WORKING DATA:
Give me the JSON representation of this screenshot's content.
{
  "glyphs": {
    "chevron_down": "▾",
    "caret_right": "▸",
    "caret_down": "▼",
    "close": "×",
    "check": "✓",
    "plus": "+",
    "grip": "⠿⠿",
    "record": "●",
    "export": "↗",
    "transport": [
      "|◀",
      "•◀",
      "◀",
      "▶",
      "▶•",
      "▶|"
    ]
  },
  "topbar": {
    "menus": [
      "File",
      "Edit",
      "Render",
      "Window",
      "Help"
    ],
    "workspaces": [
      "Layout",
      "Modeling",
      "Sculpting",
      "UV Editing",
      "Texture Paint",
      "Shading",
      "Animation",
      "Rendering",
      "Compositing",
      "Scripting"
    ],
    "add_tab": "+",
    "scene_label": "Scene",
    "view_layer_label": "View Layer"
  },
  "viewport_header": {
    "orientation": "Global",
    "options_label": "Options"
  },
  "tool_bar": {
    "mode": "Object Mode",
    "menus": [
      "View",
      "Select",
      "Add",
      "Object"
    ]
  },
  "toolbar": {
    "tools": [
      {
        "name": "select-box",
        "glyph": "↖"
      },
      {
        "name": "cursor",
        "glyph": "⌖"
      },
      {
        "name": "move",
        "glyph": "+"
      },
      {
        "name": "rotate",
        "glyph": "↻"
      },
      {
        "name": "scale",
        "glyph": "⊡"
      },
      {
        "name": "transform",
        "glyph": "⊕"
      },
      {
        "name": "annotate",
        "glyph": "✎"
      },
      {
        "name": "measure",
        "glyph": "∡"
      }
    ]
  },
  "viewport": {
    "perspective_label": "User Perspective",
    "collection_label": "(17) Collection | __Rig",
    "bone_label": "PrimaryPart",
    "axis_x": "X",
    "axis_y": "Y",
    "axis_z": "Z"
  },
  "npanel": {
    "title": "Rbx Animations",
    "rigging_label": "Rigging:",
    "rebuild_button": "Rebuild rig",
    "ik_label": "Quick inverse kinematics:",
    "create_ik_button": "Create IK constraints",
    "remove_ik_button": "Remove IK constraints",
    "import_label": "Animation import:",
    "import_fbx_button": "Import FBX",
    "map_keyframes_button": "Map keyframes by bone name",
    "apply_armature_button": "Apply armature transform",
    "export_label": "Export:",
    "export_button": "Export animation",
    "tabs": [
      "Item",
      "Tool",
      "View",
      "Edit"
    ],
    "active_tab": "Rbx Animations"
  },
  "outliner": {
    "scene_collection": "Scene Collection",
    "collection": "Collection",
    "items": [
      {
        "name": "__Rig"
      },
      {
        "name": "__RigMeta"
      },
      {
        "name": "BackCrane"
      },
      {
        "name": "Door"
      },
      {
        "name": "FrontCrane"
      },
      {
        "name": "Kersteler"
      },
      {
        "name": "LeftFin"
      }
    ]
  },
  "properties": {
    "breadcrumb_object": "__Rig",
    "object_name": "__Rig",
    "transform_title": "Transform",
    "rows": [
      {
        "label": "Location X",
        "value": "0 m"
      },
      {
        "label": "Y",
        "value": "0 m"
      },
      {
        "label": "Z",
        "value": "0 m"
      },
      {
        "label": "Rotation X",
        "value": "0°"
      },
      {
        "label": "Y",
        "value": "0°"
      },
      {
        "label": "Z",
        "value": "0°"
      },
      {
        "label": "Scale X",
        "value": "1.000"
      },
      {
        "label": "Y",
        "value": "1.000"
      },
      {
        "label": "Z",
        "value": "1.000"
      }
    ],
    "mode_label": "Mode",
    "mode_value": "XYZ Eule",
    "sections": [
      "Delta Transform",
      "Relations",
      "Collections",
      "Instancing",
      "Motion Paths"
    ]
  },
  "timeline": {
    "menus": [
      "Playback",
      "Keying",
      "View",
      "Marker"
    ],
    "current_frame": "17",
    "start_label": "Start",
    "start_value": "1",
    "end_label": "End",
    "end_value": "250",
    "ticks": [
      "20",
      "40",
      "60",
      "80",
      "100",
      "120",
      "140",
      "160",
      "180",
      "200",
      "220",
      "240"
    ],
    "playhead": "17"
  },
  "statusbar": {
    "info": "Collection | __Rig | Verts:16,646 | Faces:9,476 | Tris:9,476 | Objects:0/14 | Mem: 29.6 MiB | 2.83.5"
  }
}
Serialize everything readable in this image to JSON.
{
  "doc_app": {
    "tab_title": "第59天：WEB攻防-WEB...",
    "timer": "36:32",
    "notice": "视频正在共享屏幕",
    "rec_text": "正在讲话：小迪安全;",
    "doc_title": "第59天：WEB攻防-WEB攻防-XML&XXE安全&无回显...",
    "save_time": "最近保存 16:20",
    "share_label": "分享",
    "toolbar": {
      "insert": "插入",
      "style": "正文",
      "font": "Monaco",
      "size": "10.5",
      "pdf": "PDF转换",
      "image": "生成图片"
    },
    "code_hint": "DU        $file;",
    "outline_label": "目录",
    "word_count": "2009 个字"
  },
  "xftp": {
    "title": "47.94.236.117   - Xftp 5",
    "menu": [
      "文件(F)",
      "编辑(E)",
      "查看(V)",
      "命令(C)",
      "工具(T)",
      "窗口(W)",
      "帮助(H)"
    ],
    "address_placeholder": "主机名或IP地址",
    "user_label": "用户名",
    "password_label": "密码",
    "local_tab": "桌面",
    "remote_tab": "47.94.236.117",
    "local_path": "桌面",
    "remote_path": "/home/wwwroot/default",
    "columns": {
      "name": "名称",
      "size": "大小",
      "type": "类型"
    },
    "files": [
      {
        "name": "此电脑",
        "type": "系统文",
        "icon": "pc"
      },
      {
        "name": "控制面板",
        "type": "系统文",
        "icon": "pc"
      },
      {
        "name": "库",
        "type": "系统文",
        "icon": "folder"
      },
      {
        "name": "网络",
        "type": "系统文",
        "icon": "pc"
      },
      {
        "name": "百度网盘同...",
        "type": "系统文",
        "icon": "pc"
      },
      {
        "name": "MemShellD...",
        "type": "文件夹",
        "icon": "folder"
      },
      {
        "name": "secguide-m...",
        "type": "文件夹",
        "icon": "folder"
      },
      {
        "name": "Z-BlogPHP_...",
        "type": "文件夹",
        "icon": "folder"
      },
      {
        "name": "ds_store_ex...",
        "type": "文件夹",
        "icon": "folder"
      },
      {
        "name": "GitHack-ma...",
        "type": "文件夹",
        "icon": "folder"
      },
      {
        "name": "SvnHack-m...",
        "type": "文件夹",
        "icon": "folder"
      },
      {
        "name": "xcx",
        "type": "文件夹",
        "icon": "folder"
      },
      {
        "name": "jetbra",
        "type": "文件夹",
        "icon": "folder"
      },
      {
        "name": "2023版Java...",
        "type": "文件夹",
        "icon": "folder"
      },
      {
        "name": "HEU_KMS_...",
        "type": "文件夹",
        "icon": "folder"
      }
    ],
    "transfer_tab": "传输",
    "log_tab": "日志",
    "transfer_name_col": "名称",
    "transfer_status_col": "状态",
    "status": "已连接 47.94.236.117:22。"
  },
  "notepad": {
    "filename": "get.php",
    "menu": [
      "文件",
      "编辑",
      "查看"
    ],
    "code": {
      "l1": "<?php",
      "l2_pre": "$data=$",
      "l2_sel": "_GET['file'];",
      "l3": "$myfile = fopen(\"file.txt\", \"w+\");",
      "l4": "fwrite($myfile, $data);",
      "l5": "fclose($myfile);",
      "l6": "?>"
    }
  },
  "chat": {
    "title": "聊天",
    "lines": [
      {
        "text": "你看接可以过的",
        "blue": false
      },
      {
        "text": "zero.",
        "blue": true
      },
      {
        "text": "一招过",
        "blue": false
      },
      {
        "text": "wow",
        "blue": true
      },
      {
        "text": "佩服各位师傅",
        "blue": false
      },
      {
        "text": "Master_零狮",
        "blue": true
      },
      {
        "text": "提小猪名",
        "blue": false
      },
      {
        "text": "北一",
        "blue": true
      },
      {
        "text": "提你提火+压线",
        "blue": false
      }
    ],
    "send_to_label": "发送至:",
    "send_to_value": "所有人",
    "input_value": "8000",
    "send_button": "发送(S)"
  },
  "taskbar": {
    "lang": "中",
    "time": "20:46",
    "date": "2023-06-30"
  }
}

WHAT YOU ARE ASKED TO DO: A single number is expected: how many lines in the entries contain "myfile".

ANSWER TO THIS EXERCISE: 3